**TASK GOAL**
If a line of the material holds the string "Component", please copy it.

**RECORDS FOR THE TASK**
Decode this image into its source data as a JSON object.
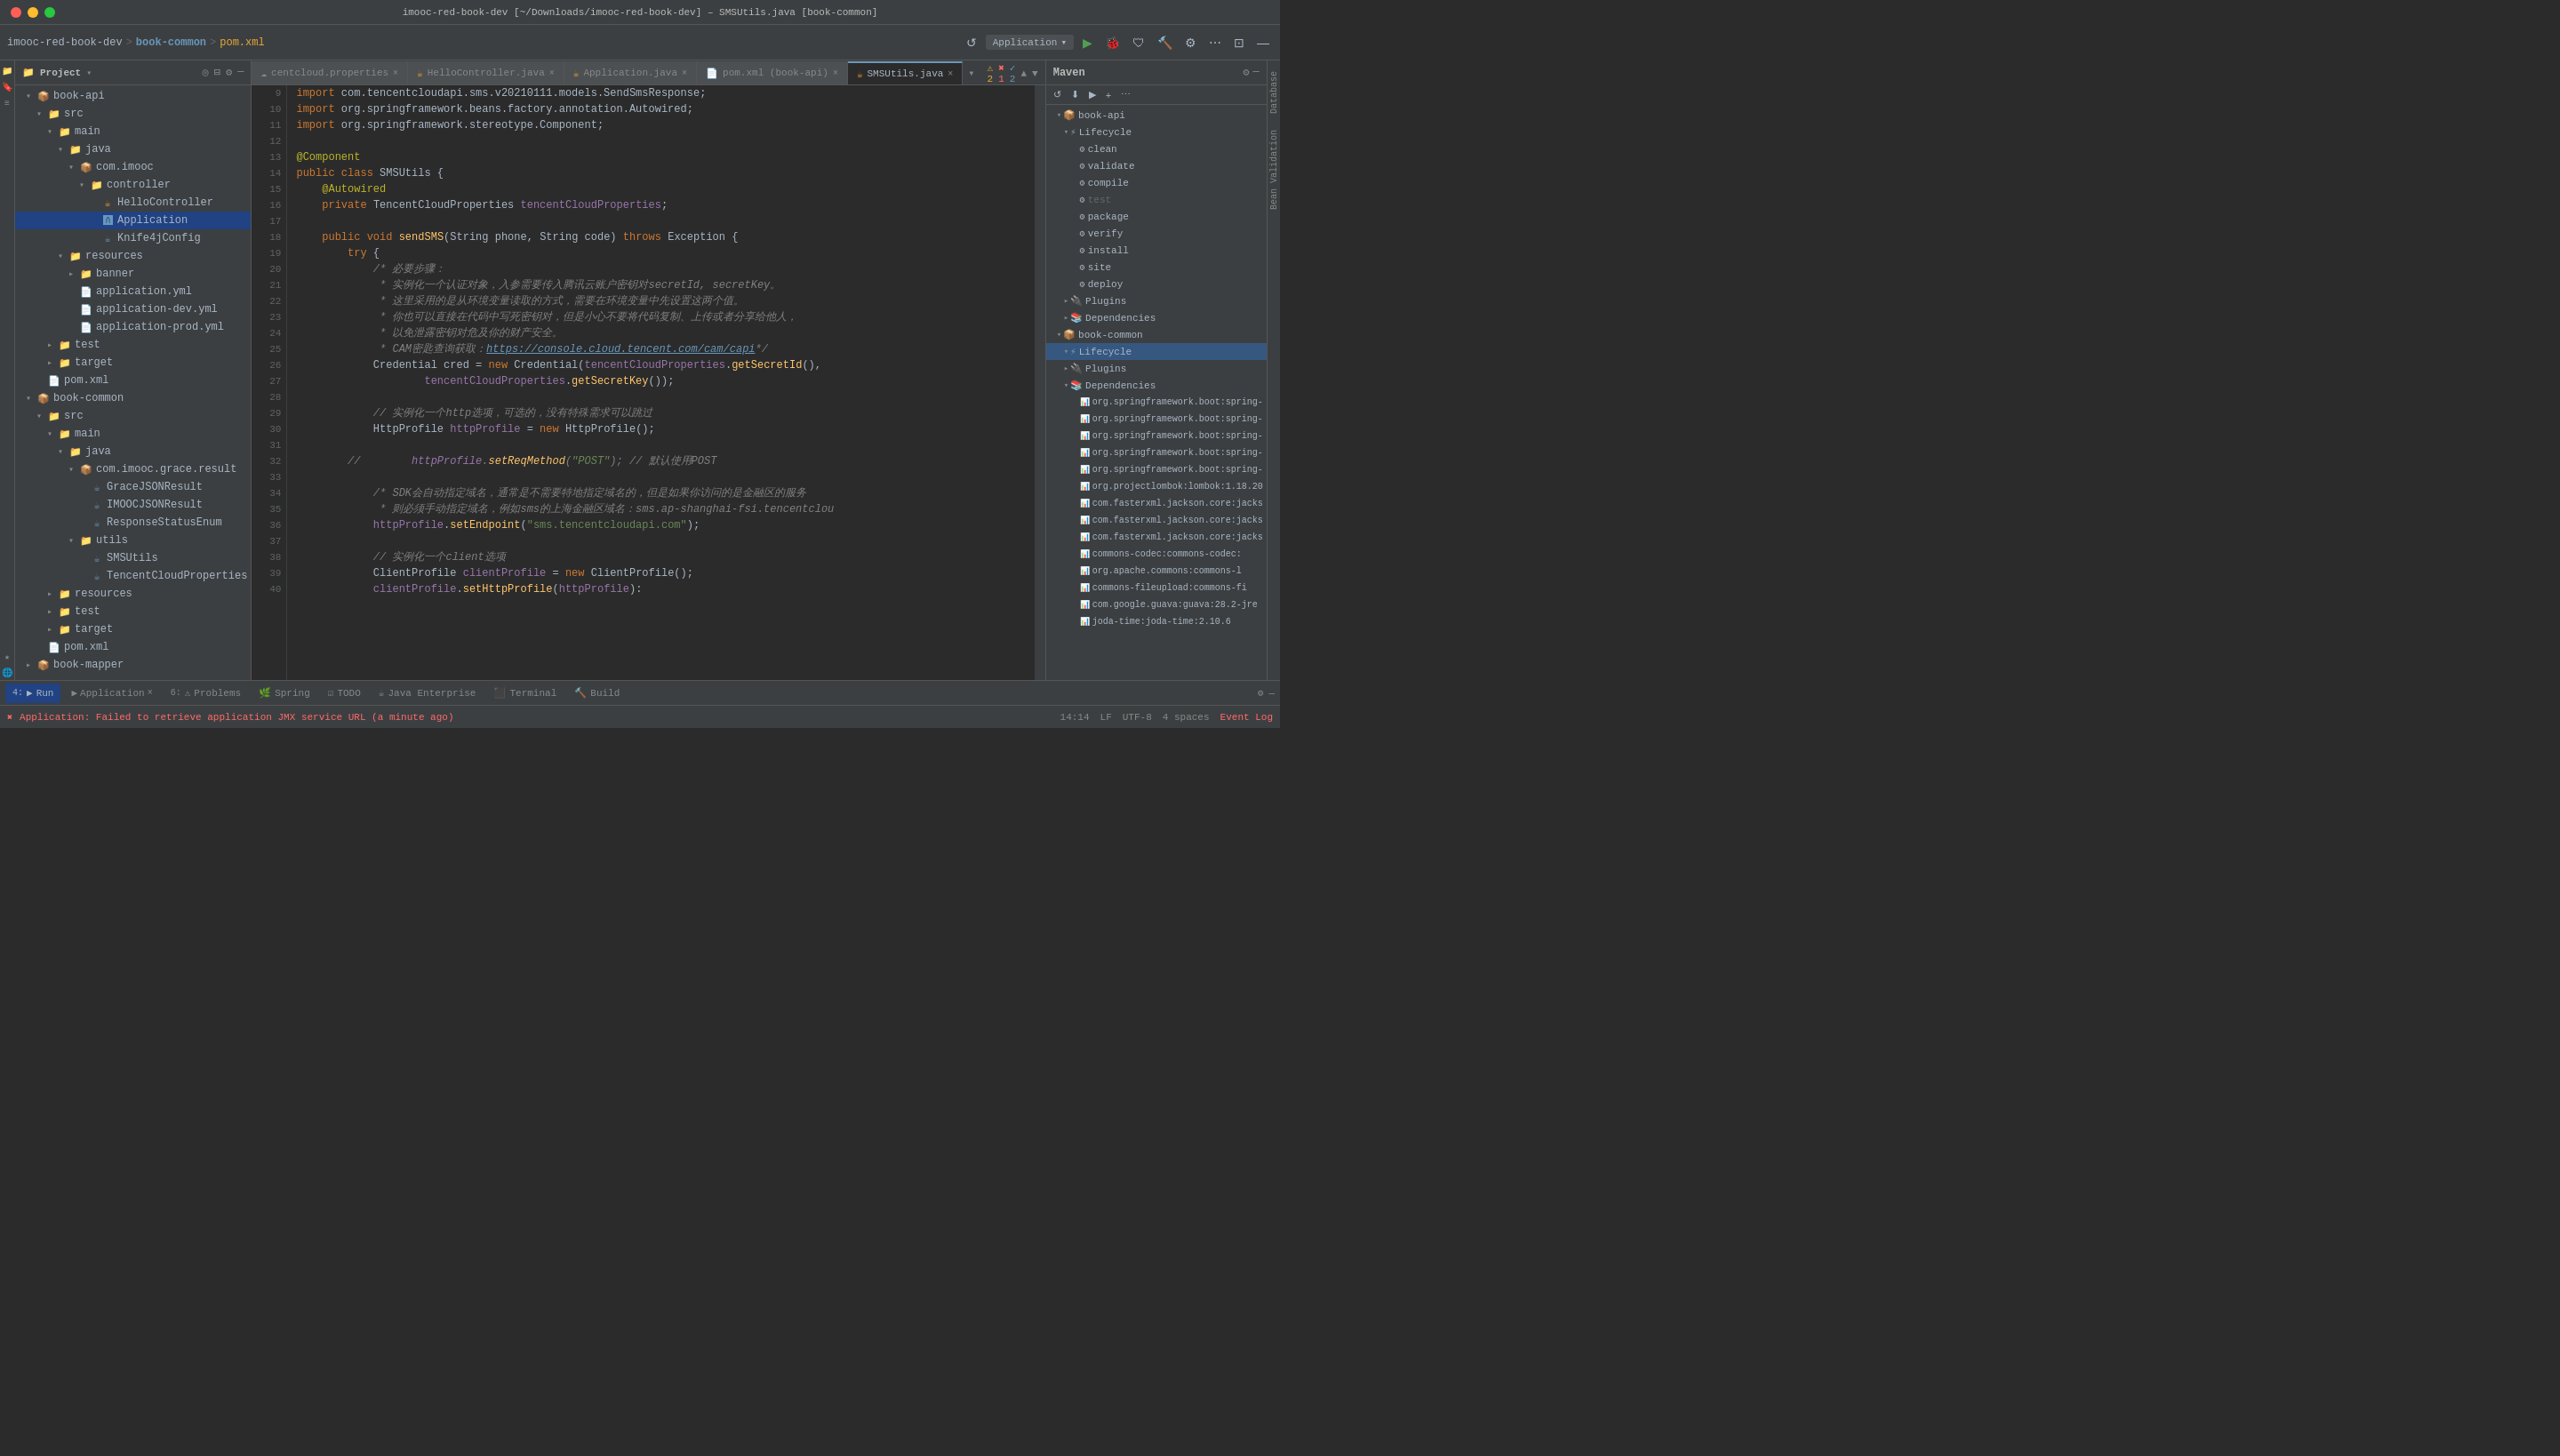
{
  "window": {
    "title": "imooc-red-book-dev [~/Downloads/imooc-red-book-dev] – SMSUtils.java [book-common]"
  },
  "breadcrumb": {
    "project": "imooc-red-book-dev",
    "sep1": ">",
    "module": "book-common",
    "sep2": ">",
    "file": "pom.xml"
  },
  "toolbar": {
    "run_config": "Application",
    "run_icon": "▶",
    "debug_icon": "🐛",
    "build_icon": "🔨",
    "refresh_icon": "↺",
    "settings_icon": "⚙",
    "run_green": "▶"
  },
  "project_panel": {
    "title": "Project",
    "items": [
      {
        "id": "book-api",
        "label": "book-api",
        "indent": 1,
        "type": "module",
        "expanded": true
      },
      {
        "id": "src1",
        "label": "src",
        "indent": 2,
        "type": "folder",
        "expanded": true
      },
      {
        "id": "main1",
        "label": "main",
        "indent": 3,
        "type": "folder",
        "expanded": true
      },
      {
        "id": "java1",
        "label": "java",
        "indent": 4,
        "type": "folder",
        "expanded": true
      },
      {
        "id": "comimooc1",
        "label": "com.imooc",
        "indent": 5,
        "type": "package",
        "expanded": true
      },
      {
        "id": "controller",
        "label": "controller",
        "indent": 6,
        "type": "folder",
        "expanded": true
      },
      {
        "id": "hellocontroller",
        "label": "HelloController",
        "indent": 7,
        "type": "java",
        "selected": false
      },
      {
        "id": "application",
        "label": "Application",
        "indent": 7,
        "type": "java",
        "selected": true
      },
      {
        "id": "knife4j",
        "label": "Knife4jConfig",
        "indent": 7,
        "type": "java",
        "selected": false
      },
      {
        "id": "resources1",
        "label": "resources",
        "indent": 4,
        "type": "folder",
        "expanded": true
      },
      {
        "id": "banner",
        "label": "banner",
        "indent": 5,
        "type": "folder",
        "expanded": false
      },
      {
        "id": "appyml",
        "label": "application.yml",
        "indent": 5,
        "type": "yaml"
      },
      {
        "id": "appdevyml",
        "label": "application-dev.yml",
        "indent": 5,
        "type": "yaml"
      },
      {
        "id": "appprodlyml",
        "label": "application-prod.yml",
        "indent": 5,
        "type": "yaml"
      },
      {
        "id": "test1",
        "label": "test",
        "indent": 3,
        "type": "folder",
        "expanded": false
      },
      {
        "id": "target1",
        "label": "target",
        "indent": 3,
        "type": "folder",
        "expanded": false
      },
      {
        "id": "pomxml1",
        "label": "pom.xml",
        "indent": 2,
        "type": "xml"
      },
      {
        "id": "book-common",
        "label": "book-common",
        "indent": 1,
        "type": "module",
        "expanded": true
      },
      {
        "id": "src2",
        "label": "src",
        "indent": 2,
        "type": "folder",
        "expanded": true
      },
      {
        "id": "main2",
        "label": "main",
        "indent": 3,
        "type": "folder",
        "expanded": true
      },
      {
        "id": "java2",
        "label": "java",
        "indent": 4,
        "type": "folder",
        "expanded": true
      },
      {
        "id": "comimoograce",
        "label": "com.imooc.grace.result",
        "indent": 5,
        "type": "package",
        "expanded": true
      },
      {
        "id": "gracejson",
        "label": "GraceJSONResult",
        "indent": 6,
        "type": "java"
      },
      {
        "id": "imoocjson",
        "label": "IMOOCJSONResult",
        "indent": 6,
        "type": "java"
      },
      {
        "id": "responsestatus",
        "label": "ResponseStatusEnum",
        "indent": 6,
        "type": "java"
      },
      {
        "id": "utils",
        "label": "utils",
        "indent": 5,
        "type": "folder",
        "expanded": true
      },
      {
        "id": "smsutils",
        "label": "SMSUtils",
        "indent": 6,
        "type": "java"
      },
      {
        "id": "tencentcloud",
        "label": "TencentCloudProperties",
        "indent": 6,
        "type": "java"
      },
      {
        "id": "resources2",
        "label": "resources",
        "indent": 3,
        "type": "folder",
        "expanded": false
      },
      {
        "id": "test2",
        "label": "test",
        "indent": 3,
        "type": "folder",
        "expanded": false
      },
      {
        "id": "target2",
        "label": "target",
        "indent": 3,
        "type": "folder",
        "expanded": false
      },
      {
        "id": "pomxml2",
        "label": "pom.xml",
        "indent": 2,
        "type": "xml"
      },
      {
        "id": "book-mapper",
        "label": "book-mapper",
        "indent": 1,
        "type": "module",
        "expanded": false
      }
    ]
  },
  "tabs": [
    {
      "id": "centcloud",
      "label": "centcloud.properties",
      "active": false,
      "icon": "☁"
    },
    {
      "id": "hellocontroller",
      "label": "HelloController.java",
      "active": false,
      "icon": "☕"
    },
    {
      "id": "applicationjava",
      "label": "Application.java",
      "active": false,
      "icon": "☕"
    },
    {
      "id": "pomapi",
      "label": "pom.xml (book-api)",
      "active": false,
      "icon": "📄"
    },
    {
      "id": "smsutils",
      "label": "SMSUtils.java",
      "active": true,
      "icon": "☕"
    }
  ],
  "editor": {
    "filename": "SMSUtils.java",
    "lines": [
      {
        "n": 9,
        "code": "import com.tencentcloudapi.sms.v20210111.models.SendSmsResponse;"
      },
      {
        "n": 10,
        "code": "import org.springframework.beans.factory.annotation.Autowired;"
      },
      {
        "n": 11,
        "code": "import org.springframework.stereotype.Component;"
      },
      {
        "n": 12,
        "code": ""
      },
      {
        "n": 13,
        "code": "@Component"
      },
      {
        "n": 14,
        "code": "public class SMSUtils {"
      },
      {
        "n": 15,
        "code": "    @Autowired"
      },
      {
        "n": 16,
        "code": "    private TencentCloudProperties tencentCloudProperties;"
      },
      {
        "n": 17,
        "code": ""
      },
      {
        "n": 18,
        "code": "    public void sendSMS(String phone, String code) throws Exception {"
      },
      {
        "n": 19,
        "code": "        try {"
      },
      {
        "n": 20,
        "code": "            /* 必要步骤："
      },
      {
        "n": 21,
        "code": "             * 实例化一个认证对象，入参需要传入腾讯云账户密钥对secretId, secretKey。"
      },
      {
        "n": 22,
        "code": "             * 这里采用的是从环境变量读取的方式，需要在环境变量中先设置这两个值。"
      },
      {
        "n": 23,
        "code": "             * 你也可以直接在代码中写死密钥对，但是小心不要将代码复制、上传或者分享给他人，"
      },
      {
        "n": 24,
        "code": "             * 以免泄露密钥对危及你的财产安全。"
      },
      {
        "n": 25,
        "code": "             * CAM密匙查询获取：https://console.cloud.tencent.com/cam/capi*/"
      },
      {
        "n": 26,
        "code": "            Credential cred = new Credential(tencentCloudProperties.getSecretId(),"
      },
      {
        "n": 27,
        "code": "                    tencentCloudProperties.getSecretKey());"
      },
      {
        "n": 28,
        "code": ""
      },
      {
        "n": 29,
        "code": "            // 实例化一个http选项，可选的，没有特殊需求可以跳过"
      },
      {
        "n": 30,
        "code": "            HttpProfile httpProfile = new HttpProfile();"
      },
      {
        "n": 31,
        "code": ""
      },
      {
        "n": 32,
        "code": "//            httpProfile.setReqMethod(\"POST\"); // 默认使用POST"
      },
      {
        "n": 33,
        "code": ""
      },
      {
        "n": 34,
        "code": "            /* SDK会自动指定域名，通常是不需要特地指定域名的，但是如果你访问的是金融区的服务"
      },
      {
        "n": 35,
        "code": "             * 则必须手动指定域名，例如sms的上海金融区域名：sms.ap-shanghai-fsi.tencentclou"
      },
      {
        "n": 36,
        "code": "            httpProfile.setEndpoint(\"sms.tencentcloudapi.com\");"
      },
      {
        "n": 37,
        "code": ""
      },
      {
        "n": 38,
        "code": "            // 实例化一个client选项"
      },
      {
        "n": 39,
        "code": "            ClientProfile clientProfile = new ClientProfile();"
      },
      {
        "n": 40,
        "code": "            clientProfile.setHttpProfile(httpProfile):"
      }
    ]
  },
  "maven": {
    "title": "Maven",
    "tree": [
      {
        "id": "book-api-root",
        "label": "book-api",
        "indent": 0,
        "type": "module",
        "expanded": true
      },
      {
        "id": "lifecycle-api",
        "label": "Lifecycle",
        "indent": 1,
        "type": "lifecycle",
        "expanded": true
      },
      {
        "id": "clean",
        "label": "clean",
        "indent": 2,
        "type": "goal"
      },
      {
        "id": "validate",
        "label": "validate",
        "indent": 2,
        "type": "goal"
      },
      {
        "id": "compile",
        "label": "compile",
        "indent": 2,
        "type": "goal"
      },
      {
        "id": "test-api",
        "label": "test",
        "indent": 2,
        "type": "goal",
        "muted": true
      },
      {
        "id": "package",
        "label": "package",
        "indent": 2,
        "type": "goal"
      },
      {
        "id": "verify",
        "label": "verify",
        "indent": 2,
        "type": "goal"
      },
      {
        "id": "install",
        "label": "install",
        "indent": 2,
        "type": "goal"
      },
      {
        "id": "site",
        "label": "site",
        "indent": 2,
        "type": "goal"
      },
      {
        "id": "deploy",
        "label": "deploy",
        "indent": 2,
        "type": "goal"
      },
      {
        "id": "plugins-api",
        "label": "Plugins",
        "indent": 1,
        "type": "plugins",
        "expanded": false
      },
      {
        "id": "deps-api",
        "label": "Dependencies",
        "indent": 1,
        "type": "deps",
        "expanded": false
      },
      {
        "id": "book-common-root",
        "label": "book-common",
        "indent": 0,
        "type": "module",
        "expanded": true
      },
      {
        "id": "lifecycle-common",
        "label": "Lifecycle",
        "indent": 1,
        "type": "lifecycle",
        "expanded": true,
        "selected": true
      },
      {
        "id": "plugins-common",
        "label": "Plugins",
        "indent": 1,
        "type": "plugins",
        "expanded": false
      },
      {
        "id": "deps-common",
        "label": "Dependencies",
        "indent": 1,
        "type": "deps",
        "expanded": true
      },
      {
        "id": "dep1",
        "label": "org.springframework.boot:spring-",
        "indent": 2,
        "type": "dep"
      },
      {
        "id": "dep2",
        "label": "org.springframework.boot:spring-",
        "indent": 2,
        "type": "dep"
      },
      {
        "id": "dep3",
        "label": "org.springframework.boot:spring-",
        "indent": 2,
        "type": "dep"
      },
      {
        "id": "dep4",
        "label": "org.springframework.boot:spring-",
        "indent": 2,
        "type": "dep"
      },
      {
        "id": "dep5",
        "label": "org.springframework.boot:spring-",
        "indent": 2,
        "type": "dep"
      },
      {
        "id": "dep6",
        "label": "org.projectlombok:lombok:1.18.20",
        "indent": 2,
        "type": "dep"
      },
      {
        "id": "dep7",
        "label": "com.fasterxml.jackson.core:jacks",
        "indent": 2,
        "type": "dep"
      },
      {
        "id": "dep8",
        "label": "com.fasterxml.jackson.core:jacks",
        "indent": 2,
        "type": "dep"
      },
      {
        "id": "dep9",
        "label": "com.fasterxml.jackson.core:jacks",
        "indent": 2,
        "type": "dep"
      },
      {
        "id": "dep10",
        "label": "commons-codec:commons-codec:",
        "indent": 2,
        "type": "dep"
      },
      {
        "id": "dep11",
        "label": "org.apache.commons:commons-l",
        "indent": 2,
        "type": "dep"
      },
      {
        "id": "dep12",
        "label": "commons-fileupload:commons-fi",
        "indent": 2,
        "type": "dep"
      },
      {
        "id": "dep13",
        "label": "com.google.guava:guava:28.2-jre",
        "indent": 2,
        "type": "dep"
      },
      {
        "id": "dep14",
        "label": "joda-time:joda-time:2.10.6",
        "indent": 2,
        "type": "dep"
      }
    ]
  },
  "bottom_tabs": [
    {
      "id": "run",
      "label": "Run",
      "icon": "▶",
      "badge": "4",
      "active": true
    },
    {
      "id": "problems",
      "label": "Problems",
      "icon": "⚠",
      "badge": "6",
      "active": false
    },
    {
      "id": "spring",
      "label": "Spring",
      "icon": "🌿",
      "active": false
    },
    {
      "id": "todo",
      "label": "TODO",
      "icon": "☑",
      "active": false
    },
    {
      "id": "enterprise",
      "label": "Java Enterprise",
      "icon": "☕",
      "active": false
    },
    {
      "id": "terminal",
      "label": "Terminal",
      "icon": "⬛",
      "active": false
    },
    {
      "id": "build",
      "label": "Build",
      "icon": "🔨",
      "active": false
    }
  ],
  "run_tab": {
    "label": "Application",
    "close": "×"
  },
  "status_bar": {
    "error_msg": "Application: Failed to retrieve application JMX service URL (a minute ago)",
    "position": "14:14",
    "line_sep": "LF",
    "encoding": "UTF-8",
    "indent": "4 spaces",
    "event_log": "Event Log"
  }
}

**FINISHED EXERCISE**
        "code": "import org.springframework.stereotype.Component;"
        "code": "@Component"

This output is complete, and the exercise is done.